Some nonsense like that. They were so damn nice and we had a great conversation. I don’t remember much else about the tour. As my year in London went on I’d see Dory around campus from time to time and I once attended a lecture with Gabi, but we hardly got to know each other. LSE is a fantastic school to meet interesting people and London is a terrific city to never find them again.
Last week I discussed why I moved to Budapest. But I sort of left out the whole creative justification for why I wanted to keep living in Europe in the first place. I was hellbent on harnessing the poetic impulse I had first identified in London.
What do i mean by ‘poetic impulse’?
The Master’s course which I’d enrolled in at LSE was called Comparative Political Science. But almost immediately after the course began Donald Trump was elected President of the United States and there was nothing scientific about that, nor was there anything to really compare it to. I remember waking up groggy eyed on an hour of sleep after the calamity, downing a bottle of merlot in my pajamas and deciding that the only way to live life in such a lunatic world was to do some crazy things myself.
Ultimately this culminated in my decision to take a completely unscientific approach to my senior dissertation: I would spend a month on the Cornish peninsula interviewing Brexit voters in pubs.
That trip changed my life forever.

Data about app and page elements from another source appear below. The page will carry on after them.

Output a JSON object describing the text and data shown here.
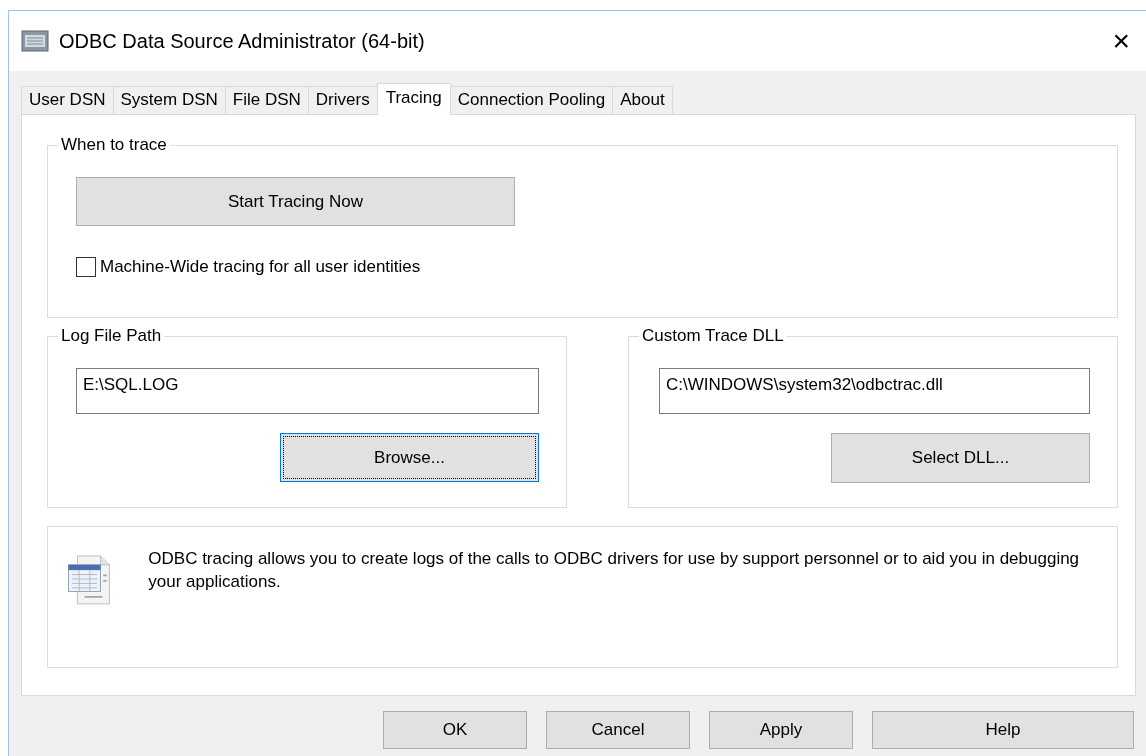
{
  "window": {
    "title": "ODBC Data Source Administrator (64-bit)",
    "close": "×"
  },
  "tabs": [
    {
      "label": "User DSN",
      "selected": false
    },
    {
      "label": "System DSN",
      "selected": false
    },
    {
      "label": "File DSN",
      "selected": false
    },
    {
      "label": "Drivers",
      "selected": false
    },
    {
      "label": "Tracing",
      "selected": true
    },
    {
      "label": "Connection Pooling",
      "selected": false
    },
    {
      "label": "About",
      "selected": false
    }
  ],
  "when_to_trace": {
    "title": "When to trace",
    "button": "Start Tracing Now",
    "checkbox": {
      "label": "Machine-Wide tracing for all user identities",
      "checked": false
    }
  },
  "log_file_path": {
    "title": "Log File Path",
    "value": "E:\\SQL.LOG",
    "button": "Browse...",
    "focused": true
  },
  "custom_trace_dll": {
    "title": "Custom Trace DLL",
    "value": "C:\\WINDOWS\\system32\\odbctrac.dll",
    "button": "Select DLL..."
  },
  "info": {
    "text": "ODBC tracing allows you to create logs of the calls to ODBC drivers for use by support personnel or to aid you in debugging your applications."
  },
  "buttons": [
    "OK",
    "Cancel",
    "Apply",
    "Help"
  ]
}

In between my interviews with salty sailors in ramshackle pubs I would take long runs amongst breathtaking scenery capturing pictures and videos as I went. When I looked back on these pictures on trips end the poetry flowed out of my wrist as if by magic. Honestly, I think I’ve been chasing the Cornish dragon ever since. It was ecstasy; squeezing the juice from my memory fruit and drinking the melodies down.

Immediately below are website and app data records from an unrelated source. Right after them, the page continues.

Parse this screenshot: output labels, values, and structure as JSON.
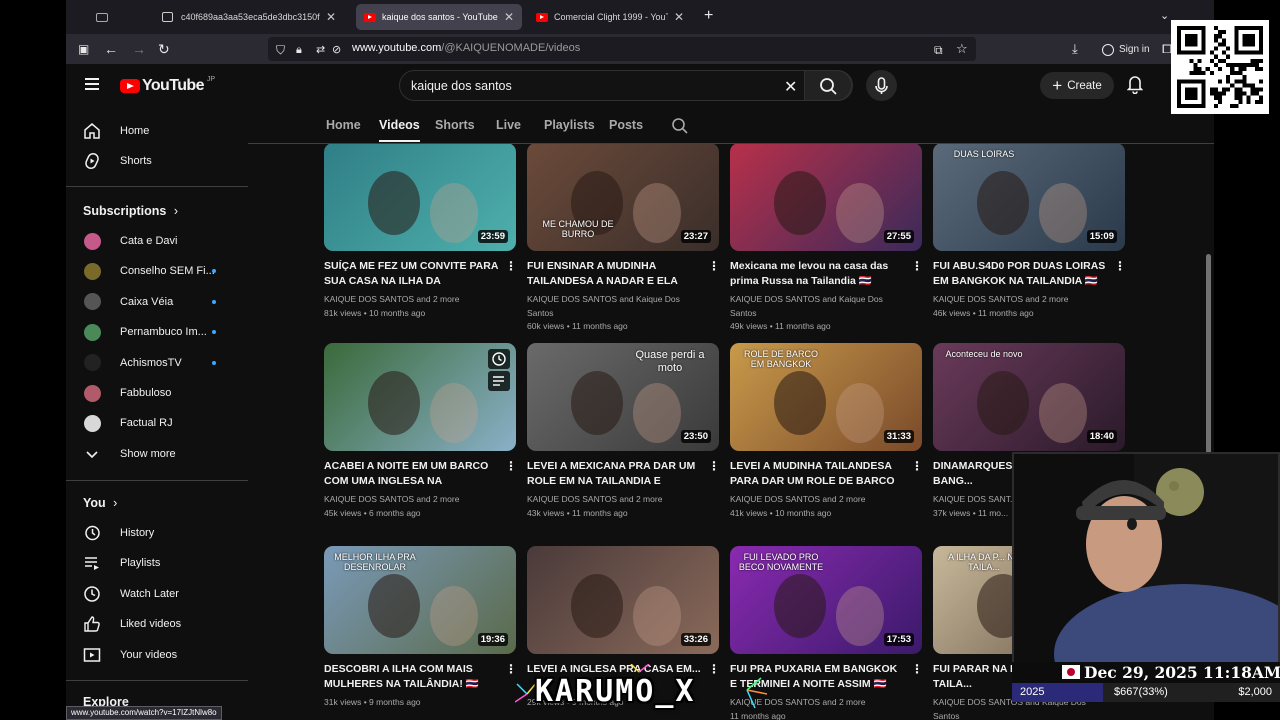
{
  "browser": {
    "tabs": [
      {
        "label": "c40f689aa3aa53eca5de3dbc3150f",
        "active": false
      },
      {
        "label": "kaique dos santos - YouTube",
        "active": true
      },
      {
        "label": "Comercial Clight 1999 - YouTub",
        "active": false
      }
    ],
    "url_domain": "www.youtube.com",
    "url_path": "/@KAIQUENOMADE/videos",
    "sign_in": "Sign in",
    "status_url": "www.youtube.com/watch?v=17IZJtNlw8o"
  },
  "youtube": {
    "logo": "YouTube",
    "region": "JP",
    "search_query": "kaique dos santos",
    "create_label": "Create"
  },
  "sidebar": {
    "main": [
      {
        "label": "Home",
        "icon": "home-icon"
      },
      {
        "label": "Shorts",
        "icon": "shorts-icon"
      }
    ],
    "subscriptions_title": "Subscriptions",
    "subscriptions": [
      {
        "label": "Cata e Davi",
        "color": "#c45a8a",
        "new": false
      },
      {
        "label": "Conselho SEM Fi...",
        "color": "#7a6a2a",
        "new": true
      },
      {
        "label": "Caixa Véia",
        "color": "#555555",
        "new": true
      },
      {
        "label": "Pernambuco Im...",
        "color": "#4a8a5a",
        "new": true
      },
      {
        "label": "AchismosTV",
        "color": "#222222",
        "new": true
      },
      {
        "label": "Fabbuloso",
        "color": "#b05a6a",
        "new": false
      },
      {
        "label": "Factual RJ",
        "color": "#d8d8d8",
        "new": false
      }
    ],
    "show_more": "Show more",
    "you_title": "You",
    "you": [
      {
        "label": "History",
        "icon": "history-icon"
      },
      {
        "label": "Playlists",
        "icon": "playlists-icon"
      },
      {
        "label": "Watch Later",
        "icon": "watch-later-icon"
      },
      {
        "label": "Liked videos",
        "icon": "liked-icon"
      },
      {
        "label": "Your videos",
        "icon": "your-videos-icon"
      }
    ],
    "explore_title": "Explore"
  },
  "channel_tabs": [
    "Home",
    "Videos",
    "Shorts",
    "Live",
    "Playlists",
    "Posts"
  ],
  "active_tab": "Videos",
  "videos": [
    {
      "title": "SUÍÇA ME FEZ UM CONVITE PARA SUA CASA NA ILHA DA TAILÂNDI...",
      "author": "KAIQUE DOS SANTOS and 2 more",
      "views": "81k views",
      "age": "10 months ago",
      "duration": "23:59",
      "overlay": "",
      "colors": [
        "#2f7f86",
        "#4fb0ad"
      ]
    },
    {
      "title": "FUI ENSINAR A MUDINHA TAILANDESA A NADAR E ELA FEZ...",
      "author": "KAIQUE DOS SANTOS and Kaique Dos Santos",
      "views": "60k views",
      "age": "11 months ago",
      "duration": "23:27",
      "overlay": "ME CHAMOU DE BURRO",
      "colors": [
        "#6b4a3a",
        "#3a2e2a"
      ]
    },
    {
      "title": "Mexicana me levou na casa das prima Russa na Tailandia 🇹🇭",
      "author": "KAIQUE DOS SANTOS and Kaique Dos Santos",
      "views": "49k views",
      "age": "11 months ago",
      "duration": "27:55",
      "overlay": "",
      "colors": [
        "#b8304a",
        "#3a2a5a"
      ]
    },
    {
      "title": "FUI ABU.S4D0 POR DUAS LOIRAS EM BANGKOK NA TAILANDIA 🇹🇭",
      "author": "KAIQUE DOS SANTOS and 2 more",
      "views": "46k views",
      "age": "11 months ago",
      "duration": "15:09",
      "overlay": "DUAS LOIRAS",
      "colors": [
        "#5a6a7a",
        "#2a3a4a"
      ]
    },
    {
      "title": "ACABEI A NOITE EM UM BARCO COM UMA INGLESA NA TAILANDI...",
      "author": "KAIQUE DOS SANTOS and 2 more",
      "views": "45k views",
      "age": "6 months ago",
      "duration": "",
      "overlay": "",
      "colors": [
        "#3a6a3a",
        "#8ab0c8"
      ]
    },
    {
      "title": "LEVEI A MEXICANA PRA DAR UM ROLE EM NA TAILANDIA E QUASE...",
      "author": "KAIQUE DOS SANTOS and 2 more",
      "views": "43k views",
      "age": "11 months ago",
      "duration": "23:50",
      "overlay": "Quase perdi a moto",
      "colors": [
        "#6a6a6a",
        "#3a3a3a"
      ]
    },
    {
      "title": "LEVEI A MUDINHA TAILANDESA PARA DAR UM ROLE DE BARCO E...",
      "author": "KAIQUE DOS SANTOS and 2 more",
      "views": "41k views",
      "age": "10 months ago",
      "duration": "31:33",
      "overlay": "ROLE DE BARCO EM BANGKOK",
      "colors": [
        "#c89a4a",
        "#7a4a2a"
      ]
    },
    {
      "title": "DINAMARQUES... CASA EM BANG...",
      "author": "KAIQUE DOS SANT...",
      "views": "37k views",
      "age": "11 mo...",
      "duration": "18:40",
      "overlay": "Aconteceu de novo",
      "colors": [
        "#6a3a5a",
        "#2a1a2a"
      ]
    },
    {
      "title": "DESCOBRI A ILHA COM MAIS MULHERES NA TAILÂNDIA! 🇹🇭",
      "author": "",
      "views": "31k views",
      "age": "9 months ago",
      "duration": "19:36",
      "overlay": "MELHOR ILHA PRA DESENROLAR",
      "colors": [
        "#7a9ab8",
        "#5a6a4a"
      ]
    },
    {
      "title": "LEVEI A INGLESA PRA CASA EM...",
      "author": "",
      "views": "29k views",
      "age": "9 months ago",
      "duration": "33:26",
      "overlay": "",
      "colors": [
        "#4a3a3a",
        "#8a6a5a"
      ]
    },
    {
      "title": "FUI PRA PUXARIA EM BANGKOK E TERMINEI A NOITE ASSIM 🇹🇭",
      "author": "KAIQUE DOS SANTOS and 2 more",
      "views": "",
      "age": "11 months ago",
      "duration": "17:53",
      "overlay": "FUI LEVADO PRO BECO NOVAMENTE",
      "colors": [
        "#8a2ab0",
        "#3a1a6a"
      ]
    },
    {
      "title": "FUI PARAR NA F... FESTA NA TAILA...",
      "author": "KAIQUE DOS SANTOS and Kaique Dos Santos",
      "views": "",
      "age": "",
      "duration": "",
      "overlay": "A ILHA DA P... NA TAILA...",
      "colors": [
        "#c8b89a",
        "#6a5a4a"
      ]
    }
  ],
  "stream": {
    "date": "Dec 29, 2025 11:18AM",
    "flag": "JP",
    "progress_label": "2025",
    "progress_value": "$667(33%)",
    "progress_goal": "$2,000",
    "progress_fraction": 0.33,
    "banner_text": "KARUMO_X"
  }
}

The trip to Cornwall was in March of 2017 and I finally finished my project in September before and graduation in December. But Cornwall was just the start. Over the 9 months remaining in that first year post-Trump I travelled to Portugal (twice), Slovenia, Spain, France, Greece, the Netherlands and my mother’s basement. The year flew by in a fury of frenetic energy.
I was finding some modicum of success on Instagram through the documentation of all of this lunacy and the blog I’d started: HAVAGO.CO.I didn’t know what on Earth I was doing. Really, not a damn clue. But I figured there was nowhere better than Budapest to figure it out.

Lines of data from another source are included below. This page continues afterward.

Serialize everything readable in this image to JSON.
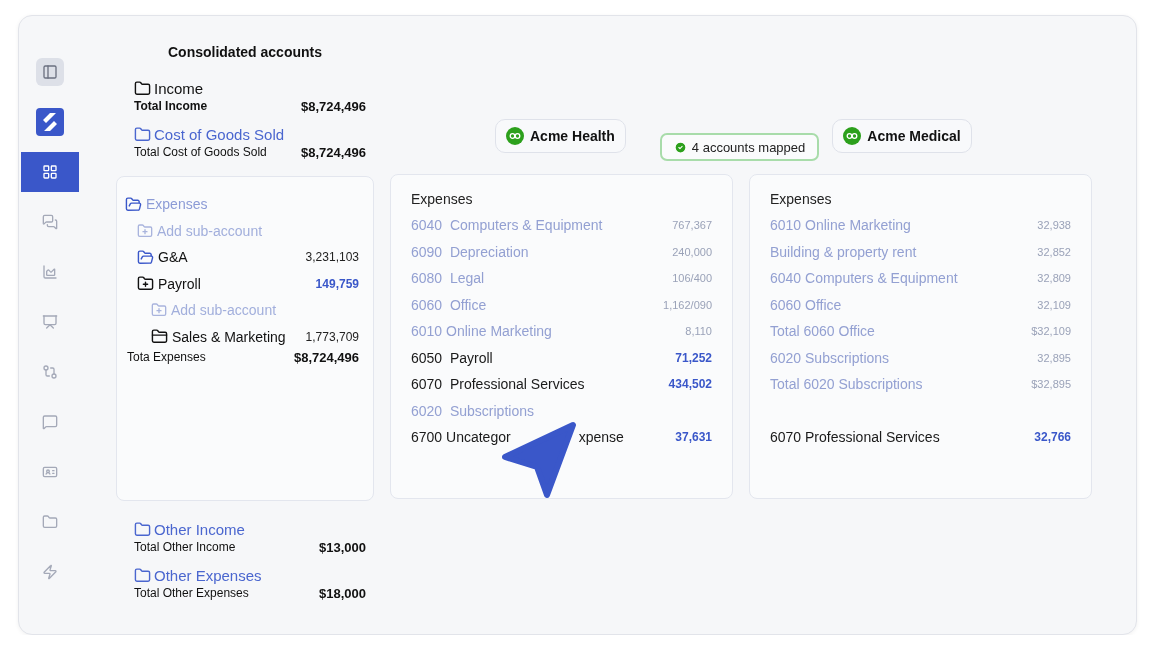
{
  "sidebar": {
    "items": [
      {
        "selected": false
      },
      {
        "selected": false
      },
      {
        "selected": true
      },
      {
        "selected": false
      },
      {
        "selected": false
      },
      {
        "selected": false
      },
      {
        "selected": false
      },
      {
        "selected": false
      },
      {
        "selected": false
      },
      {
        "selected": false
      },
      {
        "selected": false
      }
    ]
  },
  "consolidated": {
    "title": "Consolidated accounts",
    "before": [
      {
        "kind": "primary",
        "label": "Income",
        "total_label": "Total Income",
        "total": "$8,724,496"
      },
      {
        "kind": "link",
        "label": "Cost of Goods Sold",
        "total_label": "Total Cost of Goods Sold",
        "total": "$8,724,496"
      }
    ],
    "expenses": {
      "label": "Expenses",
      "items": [
        {
          "kind": "add",
          "label": "Add sub-account"
        },
        {
          "kind": "folder",
          "label": "G&A",
          "value": "3,231,103",
          "highlighted": false
        },
        {
          "kind": "folder-add",
          "label": "Payroll",
          "value": "149,759",
          "highlighted": true,
          "children": [
            {
              "kind": "add",
              "label": "Add sub-account"
            },
            {
              "kind": "folder-closed",
              "label": "Sales & Marketing",
              "value": "1,773,709",
              "highlighted": false
            }
          ]
        }
      ],
      "total_label": "Tota Expenses",
      "total": "$8,724,496"
    },
    "after": [
      {
        "kind": "link",
        "label": "Other Income",
        "total_label": "Total Other Income",
        "total": "$13,000"
      },
      {
        "kind": "link",
        "label": "Other Expenses",
        "total_label": "Total Other Expenses",
        "total": "$18,000"
      }
    ]
  },
  "mapped_badge": "4 accounts mapped",
  "panels": [
    {
      "company": "Acme Health",
      "title": "Expenses",
      "rows": [
        {
          "kind": "mapped",
          "label": "6040  Computers & Equipment",
          "value": "767,367"
        },
        {
          "kind": "mapped",
          "label": "6090  Depreciation",
          "value": "240,000"
        },
        {
          "kind": "mapped",
          "label": "6080  Legal",
          "value": "106/400"
        },
        {
          "kind": "mapped",
          "label": "6060  Office",
          "value": "1,162/090"
        },
        {
          "kind": "mapped",
          "label": "6010 Online Marketing",
          "value": "8,110"
        },
        {
          "kind": "unmapped",
          "label": "6050  Payroll",
          "value": "71,252"
        },
        {
          "kind": "unmapped",
          "label": "6070  Professional Services",
          "value": "434,502"
        },
        {
          "kind": "mapped",
          "label": "6020  Subscriptions"
        },
        {
          "kind": "unmapped",
          "label": "6700 Uncategor",
          "label_end": "xpense",
          "value": "37,631"
        }
      ]
    },
    {
      "company": "Acme Medical",
      "title": "Expenses",
      "rows": [
        {
          "kind": "mapped",
          "label": "6010 Online Marketing",
          "value": "32,938"
        },
        {
          "kind": "mapped",
          "label": "Building & property rent",
          "value": "32,852"
        },
        {
          "kind": "mapped",
          "label": "6040 Computers & Equipment",
          "value": "32,809"
        },
        {
          "kind": "mapped",
          "label": "6060 Office",
          "value": "32,109"
        },
        {
          "kind": "mapped",
          "label": "Total 6060 Office",
          "value": "$32,109"
        },
        {
          "kind": "mapped",
          "label": "6020 Subscriptions",
          "value": "32,895"
        },
        {
          "kind": "mapped",
          "label": "Total 6020 Subscriptions",
          "value": "$32,895"
        },
        {
          "kind": "unmapped",
          "label": "6070 Professional Services",
          "value": "32,766"
        }
      ]
    }
  ]
}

I was flattered when Gabi asked me to dinner to discuss a potential collaboration in February. It was at that dinner that I finally met Costis. Somehow we’d never crossed paths at LSE. They told me about their project and what the had in mind. This was the first time anyone had shown concerted professional interest in my creative obsessions, but at the time LikeLocals did not really exist. And I was still sorting myself out, playing with puppets, and spending hours submerged in thermal medicinal mirth. I wrote about pirates and vikings that summer, traversed through Europe and continued to slip further and further down the rabbit hole.
I got to know Gabi, Costis and Ijaz during our sporadic meetings over the months that followed. Once at Habibi shisha bar for Marti’s birthday and at Gabi’s marvelous wedding. I really, really liked them. I trusted them and I liked them and they wanted to work together. But still, there was no real work needed yet.
Finally Gabi hit me up again this February or so to let me know that the app was almost ready and footprints needed to be written.
It was perfect timing as I was really hungry to manifest my passions professionally by this point. I heard them out and told them I’d write as many footprints as I could once I got back from a ski trip in Georgia during the middle of march. Launch was mid April so I had one month.
But what the hell was a footprint?
I didn’t really know. So I had to discover it myself. And what I discovered was that a footprint was a lens into the city I had fallen in love with.
I am speaking here of the footprint as a lens for myself as a creator, but I suppose for those who tread in my prints it offers a lens as well. A lens into the relationship between myself and Budapest, the city I now call home. But more importantly – from a selfish perspective at least – the footprint creation process was a way to focus my passion for this city. To understand and sift through the sand that had swept through my fingers over the past year. Once I had this lens I could see the grains of the city for their individual and particular beauty.
The footprint creation process became a vehicle for the professionalization of my work. It was an inspiration, a spark and a wonderful thing to do. Any creatives out there who are living in Europe and doing some sort of blogging, videography, photography or writing – perhaps a haphazard combination of all of these like myself – would do well to try their hand at footprint creation.
This is the second post in a multipart series about my life as a creative hooligan. Click here to read part 1 and stay tuned next week for part 3.